First Presbyterian Church, Southampton
Southampton’s Presbyterian Church originated with the founding of the colony in 1640 by settlers from Lynn, Massachusetts, when in November of that year Cambridge University graduate Abraham Pierson was ordained as minister. Rev. Pierson differed with his congregants over who was allowed to vote, however, and his stern interpretation of the law caused his departure for the stricter New Haven Colony in 1647. Several meetinghouses and churches were erected to serve the townspeople, the first in 1640 or 1641, the second in 1667 and the third in 1707, after a substantial number of Bridgehampton settlers formed a schism and split to form their own church in 1695. The fourth edifice, that which presently stands at the corner of South Main Street and Meetinghouse Lane, was built in 1843. Carpenter Gothic in style and boasting paired lancet windows and a three-story crenellated tower, the wood frame church is a classic example of its form.

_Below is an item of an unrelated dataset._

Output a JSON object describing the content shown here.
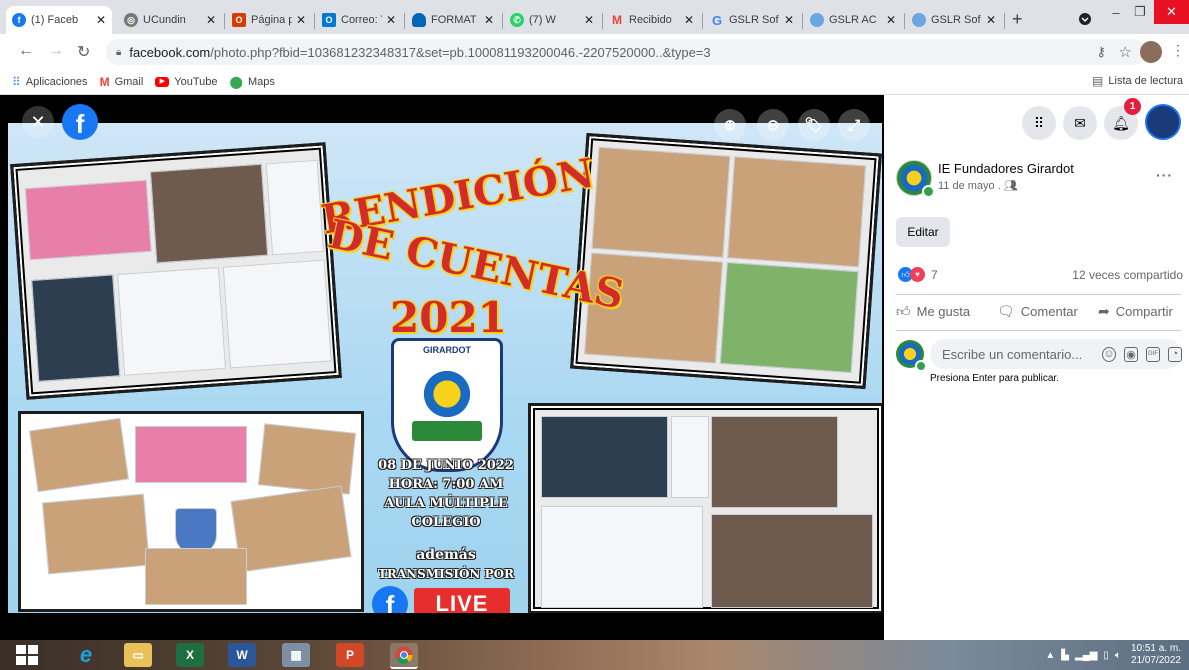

Like many churches of the period, it preserves a bronze Meneely bell cast in Troy, New York, which remains in use to this day.
Death Records from the Presbyterian Church in Southampton